Mary's true mission in the past and in the present is to lead us in obedience and faithfulness by her example to her Son, Christ Jesus.  It is important to understand that Mary's motherly mediation in no way adds or takes away from her Son's unique mediation as the risen Lord in glory. Her true glory is ever to be entirely transparent to His and to lead us by her motherly love and compassion to her beloved Son and Savior. 

On the altar of the Cross our Lord gave His Mother to the Apostle John and through him to the whole Church.  When Scripture tells us from that hour the disciple took her into his home [John 19:27] our understanding is that John became not only the representative of the Church but also a representative of the whole human race.  Therefore, the Virgin Mary becomes mankind's spiritual mother calling all men, as she did the servants at the wedding in the Gospel of John 2:5, to do whatever He tells you.  The wedding at Cana was the beginning of Jesus' public ministry and it was also the beginning of Mary's role as intercessor for the human family.

 Mary prayed in union with the Apostles and disciples in the Upper Room as the followers of Jesus the Messiah, in obedience to Jesus' command, prayed 9 days for the coming of the Holy Spirit on the 10th day the Holy Spirit came in fire to possess the New Covenant universal Church [Acts 1:13-14].  The book of Acts of Apostles records that the leaders of the infant Church along with the entire faith community were persevering in prayer with Mary the Mother of Jesus, and so the Church has done ever since.  Then too, in the Church has been fulfilled the Scriptural prophecy uttered by the Virgin Mary by divine inspiration: Behold for henceforth all generations shall call me blessed [Luke 1:48].  Even though no human being can ever pay her an honor equal to that which God has given Mary in choosing her to be the Mother of our Savior, it is contrary to Holy Scripture as well as to all Christian tradition and history to neglect giving Mary the honor she deserves.  Mary, as our Mother, is the loving gift from Jesus Christ to every man, woman, and child in the family of God. 

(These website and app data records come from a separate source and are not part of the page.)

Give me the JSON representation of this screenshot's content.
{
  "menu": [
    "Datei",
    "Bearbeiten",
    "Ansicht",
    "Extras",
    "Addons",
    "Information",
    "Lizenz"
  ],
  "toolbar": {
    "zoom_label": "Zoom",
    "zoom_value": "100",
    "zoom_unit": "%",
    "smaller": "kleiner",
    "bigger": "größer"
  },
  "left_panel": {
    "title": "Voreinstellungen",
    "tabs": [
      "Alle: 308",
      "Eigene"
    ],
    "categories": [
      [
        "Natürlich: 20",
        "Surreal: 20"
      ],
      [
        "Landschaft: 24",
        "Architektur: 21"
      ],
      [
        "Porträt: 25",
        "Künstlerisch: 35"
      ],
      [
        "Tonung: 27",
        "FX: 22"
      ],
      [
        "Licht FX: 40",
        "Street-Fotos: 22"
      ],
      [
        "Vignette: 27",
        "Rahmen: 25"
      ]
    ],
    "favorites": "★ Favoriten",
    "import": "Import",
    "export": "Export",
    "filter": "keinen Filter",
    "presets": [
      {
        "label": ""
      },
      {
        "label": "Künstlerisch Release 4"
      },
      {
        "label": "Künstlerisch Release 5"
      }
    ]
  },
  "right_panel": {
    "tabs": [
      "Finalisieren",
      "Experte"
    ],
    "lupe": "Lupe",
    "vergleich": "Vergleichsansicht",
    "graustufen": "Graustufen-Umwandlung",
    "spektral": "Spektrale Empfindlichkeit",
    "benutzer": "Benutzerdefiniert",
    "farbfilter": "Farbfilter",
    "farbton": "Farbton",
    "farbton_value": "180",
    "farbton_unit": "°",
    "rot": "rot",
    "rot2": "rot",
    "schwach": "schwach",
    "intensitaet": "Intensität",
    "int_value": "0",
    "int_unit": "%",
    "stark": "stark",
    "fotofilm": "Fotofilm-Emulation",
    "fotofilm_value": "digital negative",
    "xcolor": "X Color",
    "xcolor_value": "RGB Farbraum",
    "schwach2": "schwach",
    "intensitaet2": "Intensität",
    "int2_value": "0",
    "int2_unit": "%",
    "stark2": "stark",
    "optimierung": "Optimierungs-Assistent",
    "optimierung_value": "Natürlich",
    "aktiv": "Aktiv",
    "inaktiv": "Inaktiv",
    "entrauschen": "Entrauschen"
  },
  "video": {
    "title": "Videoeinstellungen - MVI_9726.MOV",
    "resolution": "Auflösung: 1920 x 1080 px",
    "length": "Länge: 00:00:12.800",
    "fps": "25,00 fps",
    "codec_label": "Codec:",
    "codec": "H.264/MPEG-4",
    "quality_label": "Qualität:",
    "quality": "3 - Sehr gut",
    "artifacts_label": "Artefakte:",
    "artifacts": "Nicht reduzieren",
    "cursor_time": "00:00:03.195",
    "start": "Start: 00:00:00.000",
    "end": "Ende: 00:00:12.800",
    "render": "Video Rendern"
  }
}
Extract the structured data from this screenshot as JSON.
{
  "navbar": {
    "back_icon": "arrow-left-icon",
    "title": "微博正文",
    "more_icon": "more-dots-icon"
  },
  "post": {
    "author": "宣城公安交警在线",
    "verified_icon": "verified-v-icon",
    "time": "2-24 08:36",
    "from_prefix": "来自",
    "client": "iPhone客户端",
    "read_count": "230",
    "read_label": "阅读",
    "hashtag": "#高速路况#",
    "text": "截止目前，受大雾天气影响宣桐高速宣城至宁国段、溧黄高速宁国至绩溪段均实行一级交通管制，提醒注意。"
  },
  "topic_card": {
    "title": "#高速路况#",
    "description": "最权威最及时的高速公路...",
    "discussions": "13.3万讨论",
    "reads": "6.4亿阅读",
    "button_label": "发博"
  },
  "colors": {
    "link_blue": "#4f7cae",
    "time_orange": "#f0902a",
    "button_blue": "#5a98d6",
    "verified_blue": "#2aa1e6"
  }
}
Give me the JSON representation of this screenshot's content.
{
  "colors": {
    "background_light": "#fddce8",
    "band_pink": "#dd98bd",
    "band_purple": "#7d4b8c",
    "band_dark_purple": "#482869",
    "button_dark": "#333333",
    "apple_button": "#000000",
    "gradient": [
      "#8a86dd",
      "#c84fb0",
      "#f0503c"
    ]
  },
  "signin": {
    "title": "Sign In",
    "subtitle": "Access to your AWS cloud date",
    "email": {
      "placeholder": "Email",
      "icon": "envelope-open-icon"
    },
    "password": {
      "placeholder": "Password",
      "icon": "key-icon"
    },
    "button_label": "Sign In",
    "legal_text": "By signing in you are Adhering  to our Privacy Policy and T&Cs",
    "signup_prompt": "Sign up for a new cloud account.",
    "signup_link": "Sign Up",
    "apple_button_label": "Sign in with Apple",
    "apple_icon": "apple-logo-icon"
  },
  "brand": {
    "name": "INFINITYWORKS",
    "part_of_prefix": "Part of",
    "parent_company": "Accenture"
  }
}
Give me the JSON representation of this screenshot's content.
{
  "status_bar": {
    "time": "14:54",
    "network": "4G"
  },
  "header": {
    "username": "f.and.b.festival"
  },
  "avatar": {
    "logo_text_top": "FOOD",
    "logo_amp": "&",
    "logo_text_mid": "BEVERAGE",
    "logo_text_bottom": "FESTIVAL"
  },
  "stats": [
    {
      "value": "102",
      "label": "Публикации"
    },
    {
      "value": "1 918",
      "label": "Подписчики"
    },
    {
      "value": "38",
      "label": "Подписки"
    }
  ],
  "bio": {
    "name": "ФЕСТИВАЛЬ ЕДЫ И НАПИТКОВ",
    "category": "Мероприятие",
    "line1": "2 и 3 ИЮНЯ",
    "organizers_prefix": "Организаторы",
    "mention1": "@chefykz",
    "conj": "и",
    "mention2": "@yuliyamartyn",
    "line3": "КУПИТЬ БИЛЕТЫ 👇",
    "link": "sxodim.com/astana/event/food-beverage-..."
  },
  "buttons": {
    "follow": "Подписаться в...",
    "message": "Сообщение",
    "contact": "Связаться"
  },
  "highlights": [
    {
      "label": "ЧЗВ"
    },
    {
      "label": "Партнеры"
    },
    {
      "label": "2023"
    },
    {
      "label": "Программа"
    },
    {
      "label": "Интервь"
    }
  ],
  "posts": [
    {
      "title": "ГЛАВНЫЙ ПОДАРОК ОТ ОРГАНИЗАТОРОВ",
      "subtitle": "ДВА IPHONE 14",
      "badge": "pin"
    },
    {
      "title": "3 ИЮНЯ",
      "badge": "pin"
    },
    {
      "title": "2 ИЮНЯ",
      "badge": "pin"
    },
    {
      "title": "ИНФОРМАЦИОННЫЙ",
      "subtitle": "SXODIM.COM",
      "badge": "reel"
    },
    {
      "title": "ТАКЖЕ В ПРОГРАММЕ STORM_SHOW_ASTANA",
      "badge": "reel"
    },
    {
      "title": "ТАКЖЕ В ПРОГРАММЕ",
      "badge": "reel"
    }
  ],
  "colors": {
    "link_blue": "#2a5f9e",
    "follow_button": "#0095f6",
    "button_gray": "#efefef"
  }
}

For additional references see CCC# 495 Mary's Motherhood; CCC# 496 Mary's virginity; CCC#465 Mary, Mother of God; Mediatrix CCC# 964-970.

Michal Hunt, Copyright © 2000, revised 2007 Agape Bible Study. Permissions All Rights Reserved.

 

Suggested Readings and References:

  1. Catechism of the Catholic Church
  2. Companion to the Catechism of the Catholic Church
  3. Catholic Evidence Training Outlines:  Frank Sheed and Maisie Ward
  4. Catholic Dictionary: edited by John A. Hardon
  5. Catholic Doctrine: The Sunday Visitor, edited by Russell Shaw
  6. Catholicism and Fundamentalism:  Karl Keating
  7. Church History:  Fr. John Laux
  8. How to Understand the Creed: Jena-Noel Bezancon, Philippe Ferlay and Jean-Marie Onfray
  9. Immaculate Conception and the Holy Spirit: The Marian Teachings of Fr. Kolbe: by Mantu Bonamie
  10.  Introduction to Mary: The Heart of Marian Doctrine and Devotion; Mark Miravalle
  11. The Creed:  Bernard Marthaler
  12. What Catholics Really Believe:  Karl Keating
  13. Why Do Catholics Do That:  Kevin Orlin Johnson
  14. Vatican Council II, Dogmatic Constitution on the Church, Lumen Gentium, Ch. VIII.
  15. John Paul II, Mother of the Redeemer, Redemptoris Mater